The modern-day (fictitious) characters are also a colourful bunch and compliment Allan in various, fitting ways. We are treated to a short backstory for each of them too, and their pasts contribute to their current function. Writers immediately command more respect when they acknowledge their characters had lives before the plot, and are not just the sum of events since page 1. Although there is rather a clump of histories presented to us early on, they're well worth reading.
Jonasson's writing style is simply fantastic. Plot and characters aside, the book is entertaining purely for the writer's narration. His writing style is warm and funny, and makes it so easy and enjoyable to just glide through the book.
While it seems impossible to conclude the drama in a sensible yet satisfactory way, Jonasson so easily pulls one thread to make the tapestry of events clear. The dénouement is perfect in every way - one you want, one that's not cheating, very clever and incredibly hilarious.
Funny but intelligent, witty but well-researched. Overall, a nigh on faultless chronicle of one man's adventure, pre- and post- his 100th birthday. The biggest downside is simply how much you miss the charming chappy after the curtain comes down on the ride of your, and his, life.
on 8 August 2013
The one hundred year old man may have climbed out of the window but he most certainly didn't disappear! This is an amusing, rather than laugh out loud funny, novel. It does however suffer from being overly clever and the author is far too determined to cram in every piece of 20th century history that I suspect he ever learnt into this book. The joke wears quite thin after 150 pages and by the 300th page I was rather bored by it. This would have made a very entertaining novella, but at over 300 pages long it cries out for a good editor.
on 7 November 2013
As a reader of almost anything containing English words I have been known to read cornflake boxes, chocolate muffin wrappers and milk cartons where there is nothing else to hand. This was the position I found myself in just before I stumbled across this book.

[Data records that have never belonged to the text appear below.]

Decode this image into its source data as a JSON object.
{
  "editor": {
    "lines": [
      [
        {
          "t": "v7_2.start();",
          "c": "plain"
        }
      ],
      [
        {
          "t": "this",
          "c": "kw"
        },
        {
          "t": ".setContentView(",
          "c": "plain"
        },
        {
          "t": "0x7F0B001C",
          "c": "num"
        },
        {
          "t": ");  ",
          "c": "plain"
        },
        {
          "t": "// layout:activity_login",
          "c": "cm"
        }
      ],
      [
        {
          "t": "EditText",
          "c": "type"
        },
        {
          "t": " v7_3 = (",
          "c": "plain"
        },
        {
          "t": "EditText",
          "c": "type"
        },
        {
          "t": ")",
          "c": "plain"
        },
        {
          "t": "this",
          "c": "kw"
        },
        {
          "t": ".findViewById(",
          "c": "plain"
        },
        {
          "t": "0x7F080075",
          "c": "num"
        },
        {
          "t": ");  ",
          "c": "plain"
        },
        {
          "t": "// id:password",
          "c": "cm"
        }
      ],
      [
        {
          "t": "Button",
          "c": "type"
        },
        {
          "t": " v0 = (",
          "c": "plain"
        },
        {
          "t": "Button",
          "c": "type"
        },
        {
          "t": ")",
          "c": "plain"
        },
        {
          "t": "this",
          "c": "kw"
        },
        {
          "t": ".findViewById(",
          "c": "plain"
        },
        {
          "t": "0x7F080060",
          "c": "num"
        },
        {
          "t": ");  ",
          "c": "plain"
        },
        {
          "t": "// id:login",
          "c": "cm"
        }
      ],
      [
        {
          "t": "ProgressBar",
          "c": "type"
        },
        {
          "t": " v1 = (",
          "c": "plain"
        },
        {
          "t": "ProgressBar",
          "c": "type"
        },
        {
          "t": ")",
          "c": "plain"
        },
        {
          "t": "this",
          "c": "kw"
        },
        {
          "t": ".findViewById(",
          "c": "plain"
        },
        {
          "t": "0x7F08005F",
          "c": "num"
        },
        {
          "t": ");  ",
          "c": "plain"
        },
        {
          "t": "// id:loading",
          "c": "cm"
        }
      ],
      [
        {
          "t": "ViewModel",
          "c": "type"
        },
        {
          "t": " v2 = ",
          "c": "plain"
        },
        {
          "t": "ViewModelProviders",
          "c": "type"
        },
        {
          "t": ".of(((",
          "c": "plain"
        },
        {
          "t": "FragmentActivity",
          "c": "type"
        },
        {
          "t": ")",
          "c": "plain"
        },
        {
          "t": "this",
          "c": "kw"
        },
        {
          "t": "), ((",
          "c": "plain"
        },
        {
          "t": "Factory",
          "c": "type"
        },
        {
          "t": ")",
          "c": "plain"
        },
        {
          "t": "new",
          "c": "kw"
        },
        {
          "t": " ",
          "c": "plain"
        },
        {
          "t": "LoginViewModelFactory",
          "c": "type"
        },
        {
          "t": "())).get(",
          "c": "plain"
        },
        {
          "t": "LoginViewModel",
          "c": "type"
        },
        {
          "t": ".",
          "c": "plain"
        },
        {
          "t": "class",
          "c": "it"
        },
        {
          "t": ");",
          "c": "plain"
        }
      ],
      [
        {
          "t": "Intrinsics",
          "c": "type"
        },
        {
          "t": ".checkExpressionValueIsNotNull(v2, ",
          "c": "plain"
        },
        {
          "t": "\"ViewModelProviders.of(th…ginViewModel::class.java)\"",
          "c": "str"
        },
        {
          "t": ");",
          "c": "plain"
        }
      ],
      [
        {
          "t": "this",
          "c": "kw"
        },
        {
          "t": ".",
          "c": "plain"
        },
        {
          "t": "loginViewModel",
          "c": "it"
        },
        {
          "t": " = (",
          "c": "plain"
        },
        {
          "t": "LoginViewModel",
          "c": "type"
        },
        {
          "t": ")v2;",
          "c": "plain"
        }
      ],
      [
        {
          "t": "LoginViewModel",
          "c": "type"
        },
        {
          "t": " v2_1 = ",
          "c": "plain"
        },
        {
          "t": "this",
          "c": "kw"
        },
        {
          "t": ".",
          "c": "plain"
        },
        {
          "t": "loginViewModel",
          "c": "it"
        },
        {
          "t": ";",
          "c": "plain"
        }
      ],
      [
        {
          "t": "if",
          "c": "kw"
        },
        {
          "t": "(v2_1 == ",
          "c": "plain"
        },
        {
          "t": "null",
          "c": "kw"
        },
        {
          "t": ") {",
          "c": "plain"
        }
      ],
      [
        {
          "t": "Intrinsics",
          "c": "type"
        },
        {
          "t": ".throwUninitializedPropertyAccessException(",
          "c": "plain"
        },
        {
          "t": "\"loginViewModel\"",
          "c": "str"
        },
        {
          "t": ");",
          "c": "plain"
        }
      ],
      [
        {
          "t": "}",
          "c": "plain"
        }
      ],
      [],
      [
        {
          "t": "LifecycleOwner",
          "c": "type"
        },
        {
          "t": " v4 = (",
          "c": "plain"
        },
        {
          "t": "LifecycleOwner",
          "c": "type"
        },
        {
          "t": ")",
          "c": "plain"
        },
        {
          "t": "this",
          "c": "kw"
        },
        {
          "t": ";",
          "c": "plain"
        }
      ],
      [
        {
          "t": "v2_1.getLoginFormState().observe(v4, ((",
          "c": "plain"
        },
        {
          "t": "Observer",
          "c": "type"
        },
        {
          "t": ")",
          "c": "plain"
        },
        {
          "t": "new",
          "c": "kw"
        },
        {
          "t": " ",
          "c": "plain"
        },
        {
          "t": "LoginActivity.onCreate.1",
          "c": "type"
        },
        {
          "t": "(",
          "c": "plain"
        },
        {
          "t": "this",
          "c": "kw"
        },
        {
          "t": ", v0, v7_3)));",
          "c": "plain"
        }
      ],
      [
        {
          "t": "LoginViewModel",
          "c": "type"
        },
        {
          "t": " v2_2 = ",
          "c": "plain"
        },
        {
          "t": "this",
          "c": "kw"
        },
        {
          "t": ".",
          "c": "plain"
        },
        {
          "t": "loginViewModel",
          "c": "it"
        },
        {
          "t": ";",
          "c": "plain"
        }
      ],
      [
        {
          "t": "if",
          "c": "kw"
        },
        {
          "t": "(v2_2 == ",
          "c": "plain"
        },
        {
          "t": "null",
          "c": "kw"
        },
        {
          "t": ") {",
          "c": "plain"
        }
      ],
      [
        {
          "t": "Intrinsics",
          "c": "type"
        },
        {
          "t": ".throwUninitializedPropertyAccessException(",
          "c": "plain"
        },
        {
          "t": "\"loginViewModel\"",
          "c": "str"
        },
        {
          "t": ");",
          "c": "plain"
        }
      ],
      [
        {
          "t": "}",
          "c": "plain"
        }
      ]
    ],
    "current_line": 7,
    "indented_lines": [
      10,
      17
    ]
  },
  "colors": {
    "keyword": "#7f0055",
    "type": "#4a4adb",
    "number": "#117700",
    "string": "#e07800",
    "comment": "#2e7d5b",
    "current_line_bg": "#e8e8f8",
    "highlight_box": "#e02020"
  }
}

Almost desperate for something new and different to read I downloaded this story about the hundred year old man and it is different! The use of language and the surprising twists the author makes mid sentence are intriguing and kept me interested from page one right the way through to the last page.
The plot is ridiculous but no more so than many books that are aiming to be serious fiction. The characters equally are ridiculous but engaging and I loved the way plot lines converged in the most unexpected places.
Many reviewers have said the book is hilarious but I don't see it, it made me chuckle occasionally and once or twice I laughed, I suppose that is the beauty of humour that everyone's is different.
Good book though!
on 8 June 2013
The first few chapters of the book are great. I was really keen to keep going and find out for myself exactly why the book was an 'international bestseller'. Then it dawned on me that I was reading chapter after chapter of Russian history and politics and war - things that I wasn't expecting to get with this book. Rather, I bought this book as I thought it would be a nice light-hearted read. Some of the political chapters are much too long - some alone take up a large chunk of the book. Out of principle (I hate leaving a book unfinished) I got myself through it, and was very disappointed with the ending!!
The book has lots of wit and humour which made me chuckle in places, and generally is well written. It's just not what I expected in a book that I thought would be quite a light-hearted and interesting read. It may be a good read for people who love reading about history and politics though!